When I go out to play or hear jazz, I want to hear musicians listening to one another, playing together. I’m not interested in any particular style, but I want to hear some lyricism, some space, some intensity, some feeling of blues and swing. By those last two, I don’t mean I literally want the music to sound like Big Joe Turner or Benny Goodman, although that wouldn’t be the worst thing. I mean I want the music to have some dirt and some cry in it, to show its ass a little bit, to have a dancing quality and get off the ground. There should be sweat and laughter – music is hard work and serious business, but it has to be fun too. After all, you don’t work music, you play music. Above all, I want to hear some songs, or at least some music that has the quality of song in it. I don’t want to hear what musicians know, I want to hear them translate what they know into what they feel – feeling is all that music is, really. You can’t see it or touch it, you can only hear it and feel it.

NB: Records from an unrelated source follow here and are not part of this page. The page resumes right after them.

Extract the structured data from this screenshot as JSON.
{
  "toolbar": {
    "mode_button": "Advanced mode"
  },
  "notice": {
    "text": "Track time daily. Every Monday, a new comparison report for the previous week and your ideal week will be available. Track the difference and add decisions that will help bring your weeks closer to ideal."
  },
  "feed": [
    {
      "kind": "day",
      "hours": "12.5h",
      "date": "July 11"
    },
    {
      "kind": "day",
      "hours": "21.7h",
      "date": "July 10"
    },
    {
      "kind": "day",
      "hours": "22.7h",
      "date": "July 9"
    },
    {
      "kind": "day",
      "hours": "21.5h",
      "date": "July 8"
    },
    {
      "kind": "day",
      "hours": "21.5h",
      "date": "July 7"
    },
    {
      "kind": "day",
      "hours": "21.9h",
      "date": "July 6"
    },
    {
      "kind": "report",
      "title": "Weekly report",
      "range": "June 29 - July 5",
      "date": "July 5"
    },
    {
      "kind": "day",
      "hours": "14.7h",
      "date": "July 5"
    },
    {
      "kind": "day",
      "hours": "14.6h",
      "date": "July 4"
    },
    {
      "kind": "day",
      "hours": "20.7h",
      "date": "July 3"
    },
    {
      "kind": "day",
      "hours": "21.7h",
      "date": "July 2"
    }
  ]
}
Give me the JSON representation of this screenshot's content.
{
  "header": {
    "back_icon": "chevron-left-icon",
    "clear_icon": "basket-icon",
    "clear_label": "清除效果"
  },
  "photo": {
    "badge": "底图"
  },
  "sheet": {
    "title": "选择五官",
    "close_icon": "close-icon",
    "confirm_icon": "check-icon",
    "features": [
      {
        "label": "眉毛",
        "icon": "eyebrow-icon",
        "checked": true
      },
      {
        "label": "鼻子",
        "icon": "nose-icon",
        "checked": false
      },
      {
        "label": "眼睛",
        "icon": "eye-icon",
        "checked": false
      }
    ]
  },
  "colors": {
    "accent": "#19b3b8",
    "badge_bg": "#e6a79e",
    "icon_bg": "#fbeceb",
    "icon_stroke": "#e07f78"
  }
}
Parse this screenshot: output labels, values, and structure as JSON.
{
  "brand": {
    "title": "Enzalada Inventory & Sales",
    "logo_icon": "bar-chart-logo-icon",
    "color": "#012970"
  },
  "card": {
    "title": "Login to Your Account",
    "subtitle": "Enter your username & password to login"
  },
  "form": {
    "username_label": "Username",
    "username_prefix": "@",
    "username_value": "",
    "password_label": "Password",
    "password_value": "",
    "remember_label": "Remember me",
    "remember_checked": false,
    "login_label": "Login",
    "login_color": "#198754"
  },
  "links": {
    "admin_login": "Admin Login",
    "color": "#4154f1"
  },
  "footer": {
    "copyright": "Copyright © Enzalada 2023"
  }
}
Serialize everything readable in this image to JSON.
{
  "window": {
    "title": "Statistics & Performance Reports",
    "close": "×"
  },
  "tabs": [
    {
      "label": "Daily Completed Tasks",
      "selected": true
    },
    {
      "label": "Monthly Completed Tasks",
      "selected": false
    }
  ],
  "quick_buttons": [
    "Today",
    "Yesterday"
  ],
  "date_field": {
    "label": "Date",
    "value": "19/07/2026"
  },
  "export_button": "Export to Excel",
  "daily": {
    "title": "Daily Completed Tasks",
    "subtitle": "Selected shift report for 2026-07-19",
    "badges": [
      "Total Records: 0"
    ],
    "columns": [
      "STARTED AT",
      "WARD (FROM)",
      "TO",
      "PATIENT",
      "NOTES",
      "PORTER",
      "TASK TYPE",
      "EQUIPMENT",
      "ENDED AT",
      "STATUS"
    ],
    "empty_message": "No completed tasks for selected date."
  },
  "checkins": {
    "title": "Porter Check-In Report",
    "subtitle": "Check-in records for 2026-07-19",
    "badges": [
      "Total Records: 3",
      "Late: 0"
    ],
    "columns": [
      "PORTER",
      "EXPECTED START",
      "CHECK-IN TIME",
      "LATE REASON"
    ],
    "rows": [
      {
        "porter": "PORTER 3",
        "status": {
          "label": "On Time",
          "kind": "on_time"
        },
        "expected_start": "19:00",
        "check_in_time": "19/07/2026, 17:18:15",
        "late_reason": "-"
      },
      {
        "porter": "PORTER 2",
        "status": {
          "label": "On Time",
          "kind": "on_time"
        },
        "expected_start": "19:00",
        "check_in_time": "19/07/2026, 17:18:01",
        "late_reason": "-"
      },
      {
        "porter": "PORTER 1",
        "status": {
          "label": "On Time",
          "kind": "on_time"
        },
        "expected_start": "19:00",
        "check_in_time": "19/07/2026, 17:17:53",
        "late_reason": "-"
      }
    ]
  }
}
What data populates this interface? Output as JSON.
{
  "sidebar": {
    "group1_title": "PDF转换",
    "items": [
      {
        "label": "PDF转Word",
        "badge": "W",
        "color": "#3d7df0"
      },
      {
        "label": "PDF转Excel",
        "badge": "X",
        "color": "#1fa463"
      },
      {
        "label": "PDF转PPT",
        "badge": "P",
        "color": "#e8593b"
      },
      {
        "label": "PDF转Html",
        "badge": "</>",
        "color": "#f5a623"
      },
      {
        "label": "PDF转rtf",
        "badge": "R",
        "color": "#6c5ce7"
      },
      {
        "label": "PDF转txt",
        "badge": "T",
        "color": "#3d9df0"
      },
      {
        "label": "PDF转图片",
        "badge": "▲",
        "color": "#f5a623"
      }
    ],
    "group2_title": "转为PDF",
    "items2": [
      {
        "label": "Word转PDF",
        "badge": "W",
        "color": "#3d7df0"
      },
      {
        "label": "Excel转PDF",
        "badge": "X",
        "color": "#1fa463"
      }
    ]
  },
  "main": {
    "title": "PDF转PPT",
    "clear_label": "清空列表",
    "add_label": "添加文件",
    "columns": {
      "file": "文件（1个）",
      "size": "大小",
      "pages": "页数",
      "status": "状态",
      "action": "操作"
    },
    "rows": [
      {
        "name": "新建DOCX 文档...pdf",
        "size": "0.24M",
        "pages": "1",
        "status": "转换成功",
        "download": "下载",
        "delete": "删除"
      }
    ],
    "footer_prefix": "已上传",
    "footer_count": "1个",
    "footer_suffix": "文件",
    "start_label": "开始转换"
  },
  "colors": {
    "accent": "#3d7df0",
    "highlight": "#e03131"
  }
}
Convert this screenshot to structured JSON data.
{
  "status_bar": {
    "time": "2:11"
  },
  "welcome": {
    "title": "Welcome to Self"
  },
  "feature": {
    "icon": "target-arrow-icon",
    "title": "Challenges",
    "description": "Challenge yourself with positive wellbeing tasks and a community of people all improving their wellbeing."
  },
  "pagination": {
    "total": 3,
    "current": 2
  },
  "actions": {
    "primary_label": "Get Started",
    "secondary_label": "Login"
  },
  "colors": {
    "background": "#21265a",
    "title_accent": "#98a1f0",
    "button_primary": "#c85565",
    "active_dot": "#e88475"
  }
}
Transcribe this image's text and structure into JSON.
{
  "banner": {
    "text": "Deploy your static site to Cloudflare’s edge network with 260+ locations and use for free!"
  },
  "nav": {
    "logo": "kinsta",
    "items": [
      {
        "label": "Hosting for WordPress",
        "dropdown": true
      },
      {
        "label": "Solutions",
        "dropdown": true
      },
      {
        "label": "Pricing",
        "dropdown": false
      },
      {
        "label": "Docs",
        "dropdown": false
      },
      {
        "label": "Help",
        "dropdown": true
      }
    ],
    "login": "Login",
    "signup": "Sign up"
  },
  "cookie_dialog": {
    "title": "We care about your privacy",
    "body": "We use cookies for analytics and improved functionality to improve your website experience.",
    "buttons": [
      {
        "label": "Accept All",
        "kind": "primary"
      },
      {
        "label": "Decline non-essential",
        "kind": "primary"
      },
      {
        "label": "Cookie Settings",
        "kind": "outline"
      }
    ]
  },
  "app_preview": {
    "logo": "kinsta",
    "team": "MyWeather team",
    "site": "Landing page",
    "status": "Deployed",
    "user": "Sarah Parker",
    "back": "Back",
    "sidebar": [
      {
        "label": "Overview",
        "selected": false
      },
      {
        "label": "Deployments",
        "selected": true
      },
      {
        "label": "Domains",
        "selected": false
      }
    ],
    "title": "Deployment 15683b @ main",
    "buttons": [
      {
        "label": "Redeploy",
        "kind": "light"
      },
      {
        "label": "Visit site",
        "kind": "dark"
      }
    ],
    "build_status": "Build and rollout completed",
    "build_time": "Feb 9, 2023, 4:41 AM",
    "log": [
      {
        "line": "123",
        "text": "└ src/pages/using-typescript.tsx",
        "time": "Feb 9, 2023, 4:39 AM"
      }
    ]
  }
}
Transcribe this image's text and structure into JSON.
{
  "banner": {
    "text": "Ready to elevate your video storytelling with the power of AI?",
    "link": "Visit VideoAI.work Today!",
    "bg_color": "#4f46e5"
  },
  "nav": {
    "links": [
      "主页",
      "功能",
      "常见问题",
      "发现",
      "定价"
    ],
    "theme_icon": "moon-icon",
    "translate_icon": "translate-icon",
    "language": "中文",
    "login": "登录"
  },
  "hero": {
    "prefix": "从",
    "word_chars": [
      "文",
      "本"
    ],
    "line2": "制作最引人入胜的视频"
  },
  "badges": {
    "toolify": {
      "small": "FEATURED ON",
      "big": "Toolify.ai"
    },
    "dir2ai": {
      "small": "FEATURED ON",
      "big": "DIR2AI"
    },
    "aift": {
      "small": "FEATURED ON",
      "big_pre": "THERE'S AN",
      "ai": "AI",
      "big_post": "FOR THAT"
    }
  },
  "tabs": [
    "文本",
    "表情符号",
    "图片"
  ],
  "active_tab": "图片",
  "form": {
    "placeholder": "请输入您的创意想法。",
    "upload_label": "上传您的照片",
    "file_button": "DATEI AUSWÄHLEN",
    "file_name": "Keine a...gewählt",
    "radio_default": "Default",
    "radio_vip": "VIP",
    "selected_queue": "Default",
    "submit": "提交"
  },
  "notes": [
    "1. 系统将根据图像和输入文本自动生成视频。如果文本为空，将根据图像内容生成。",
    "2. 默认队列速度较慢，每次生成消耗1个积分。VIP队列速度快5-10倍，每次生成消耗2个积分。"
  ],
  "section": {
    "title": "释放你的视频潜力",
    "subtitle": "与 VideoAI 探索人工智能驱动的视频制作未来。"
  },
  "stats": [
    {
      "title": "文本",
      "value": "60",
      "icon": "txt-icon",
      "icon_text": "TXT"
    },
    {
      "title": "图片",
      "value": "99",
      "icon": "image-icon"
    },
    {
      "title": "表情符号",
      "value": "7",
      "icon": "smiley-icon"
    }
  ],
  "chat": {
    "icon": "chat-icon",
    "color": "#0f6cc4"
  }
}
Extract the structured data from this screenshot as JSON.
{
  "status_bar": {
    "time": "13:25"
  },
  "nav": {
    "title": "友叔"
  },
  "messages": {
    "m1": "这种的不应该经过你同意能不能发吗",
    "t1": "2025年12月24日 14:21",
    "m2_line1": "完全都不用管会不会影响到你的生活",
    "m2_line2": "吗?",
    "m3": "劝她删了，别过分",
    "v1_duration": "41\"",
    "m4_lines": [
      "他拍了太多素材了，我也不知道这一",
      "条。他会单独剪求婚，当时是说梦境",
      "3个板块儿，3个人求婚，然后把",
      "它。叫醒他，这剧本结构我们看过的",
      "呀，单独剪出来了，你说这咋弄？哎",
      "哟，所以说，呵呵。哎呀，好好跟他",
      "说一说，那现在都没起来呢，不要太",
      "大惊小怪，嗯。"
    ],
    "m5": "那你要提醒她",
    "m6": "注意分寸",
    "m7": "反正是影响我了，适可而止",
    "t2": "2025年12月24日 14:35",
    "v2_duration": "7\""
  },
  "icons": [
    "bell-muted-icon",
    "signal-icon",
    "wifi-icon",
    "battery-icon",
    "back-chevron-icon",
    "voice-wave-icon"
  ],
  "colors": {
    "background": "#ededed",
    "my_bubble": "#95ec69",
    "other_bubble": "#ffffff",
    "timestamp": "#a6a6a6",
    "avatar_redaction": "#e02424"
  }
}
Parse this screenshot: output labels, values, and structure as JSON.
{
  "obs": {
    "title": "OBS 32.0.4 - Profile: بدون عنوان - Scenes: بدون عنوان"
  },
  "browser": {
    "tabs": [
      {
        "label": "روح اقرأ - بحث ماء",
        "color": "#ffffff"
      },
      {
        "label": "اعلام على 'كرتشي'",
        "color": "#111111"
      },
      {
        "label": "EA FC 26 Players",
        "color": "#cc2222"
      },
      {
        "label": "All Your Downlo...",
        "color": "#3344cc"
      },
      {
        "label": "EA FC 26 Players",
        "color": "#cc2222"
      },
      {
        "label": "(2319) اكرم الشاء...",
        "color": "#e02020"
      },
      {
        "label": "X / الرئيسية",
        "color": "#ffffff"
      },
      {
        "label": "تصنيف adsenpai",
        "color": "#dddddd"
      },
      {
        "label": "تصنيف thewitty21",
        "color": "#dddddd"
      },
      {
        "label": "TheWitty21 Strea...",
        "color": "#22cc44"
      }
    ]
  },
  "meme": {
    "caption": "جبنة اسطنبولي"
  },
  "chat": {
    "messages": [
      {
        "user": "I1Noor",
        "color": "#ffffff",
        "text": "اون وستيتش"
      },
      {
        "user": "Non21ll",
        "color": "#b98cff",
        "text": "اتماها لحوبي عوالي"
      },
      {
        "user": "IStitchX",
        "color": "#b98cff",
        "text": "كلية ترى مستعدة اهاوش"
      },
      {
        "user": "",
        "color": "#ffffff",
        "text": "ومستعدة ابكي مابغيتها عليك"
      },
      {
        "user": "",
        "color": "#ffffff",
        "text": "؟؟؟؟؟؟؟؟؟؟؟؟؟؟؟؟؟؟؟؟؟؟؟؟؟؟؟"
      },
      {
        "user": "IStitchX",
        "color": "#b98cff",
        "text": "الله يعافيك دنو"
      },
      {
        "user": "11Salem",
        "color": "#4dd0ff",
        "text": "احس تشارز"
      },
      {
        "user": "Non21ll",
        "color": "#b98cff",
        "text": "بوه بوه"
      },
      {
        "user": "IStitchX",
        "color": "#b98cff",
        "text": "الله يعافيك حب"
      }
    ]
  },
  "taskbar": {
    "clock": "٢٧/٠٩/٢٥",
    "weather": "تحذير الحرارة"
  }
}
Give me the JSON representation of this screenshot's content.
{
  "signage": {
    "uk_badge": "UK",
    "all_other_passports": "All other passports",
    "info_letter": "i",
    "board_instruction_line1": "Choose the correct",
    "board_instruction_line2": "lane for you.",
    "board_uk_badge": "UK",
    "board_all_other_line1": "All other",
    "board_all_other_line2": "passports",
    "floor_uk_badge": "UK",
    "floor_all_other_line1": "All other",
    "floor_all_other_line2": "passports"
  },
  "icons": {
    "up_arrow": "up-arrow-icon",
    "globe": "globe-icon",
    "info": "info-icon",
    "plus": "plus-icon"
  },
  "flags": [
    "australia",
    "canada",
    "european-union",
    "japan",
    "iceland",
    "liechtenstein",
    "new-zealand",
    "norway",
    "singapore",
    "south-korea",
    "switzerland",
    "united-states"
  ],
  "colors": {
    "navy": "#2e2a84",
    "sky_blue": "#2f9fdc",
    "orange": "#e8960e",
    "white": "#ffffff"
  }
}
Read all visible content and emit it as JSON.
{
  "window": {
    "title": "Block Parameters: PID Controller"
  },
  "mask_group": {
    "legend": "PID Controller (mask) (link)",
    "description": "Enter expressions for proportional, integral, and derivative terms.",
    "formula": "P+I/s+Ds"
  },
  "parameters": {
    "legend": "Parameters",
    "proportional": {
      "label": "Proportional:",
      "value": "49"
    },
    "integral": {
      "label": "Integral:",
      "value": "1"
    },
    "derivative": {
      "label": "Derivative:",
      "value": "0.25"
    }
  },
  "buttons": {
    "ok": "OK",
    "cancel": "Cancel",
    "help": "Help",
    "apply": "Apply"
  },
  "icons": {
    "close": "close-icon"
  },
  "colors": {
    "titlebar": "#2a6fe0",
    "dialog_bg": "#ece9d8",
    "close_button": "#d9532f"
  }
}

I also don’t want to hear mere cleverness or virtuosity, music that’s all just about harmony or rhythmic algebra. Guys trying to outplay each other, not listening or leaving any room, running a bunch of notes together in an endless dirge of tuneless, limp drivel. Take this show-off, “jazz from the neck up” back to whatever school you learned it in, boys. This may sound old and cranky, and maybe it is – I’m gettin’ there. Most of what I’m trying to say is nicely illustrated in a story about the great, unique pianist Jimmy Rowles, who knew as much about songs and harmony as anybody who ever lived. He was playing a steady piano-bass duo gig for a while and one night his regular bassist sent in a sub, who decided to try and impress the master with his knowledge of harmony by hitting him with a whole slew of super-hip bass notes and chord substitutions, playing everything but the kitchen sink. After a couple of tunes like this, and working on his second double-vodka, Rowles turned to this Einstein of the bass with a glare and rasped, “I’m aware of the possibilities, so let’s just play the fucking song the way it goes and make some music, OK?”
Betty Carter pushed the boundaries of jazz singing by trying to make the voice a fully-fledged improvising instrument like the others. This led her to more and more abstraction, making sounds with her voice that weren’t conventional for singers, using a huge range, and often eschewing the melody. It was daring and difficult, a challenge for her, her musicians and audience. Some liked her singing, while others shrugged and asked, “Aren’t singers supposed to sing the melody?” She was feisty, to put it mildly, and answered this by naming one of her records “It’s Not About the Melody.” While I have a lot of admiration for her and any other artist who hoes a hard, lonely road by going their own way, I have to respectfully disagree: it’s always about the melody, that’s where the music lives. Hear it and it will set you free, like a bird.
© 2012 – 2017, Steve Wallace. All rights reserved.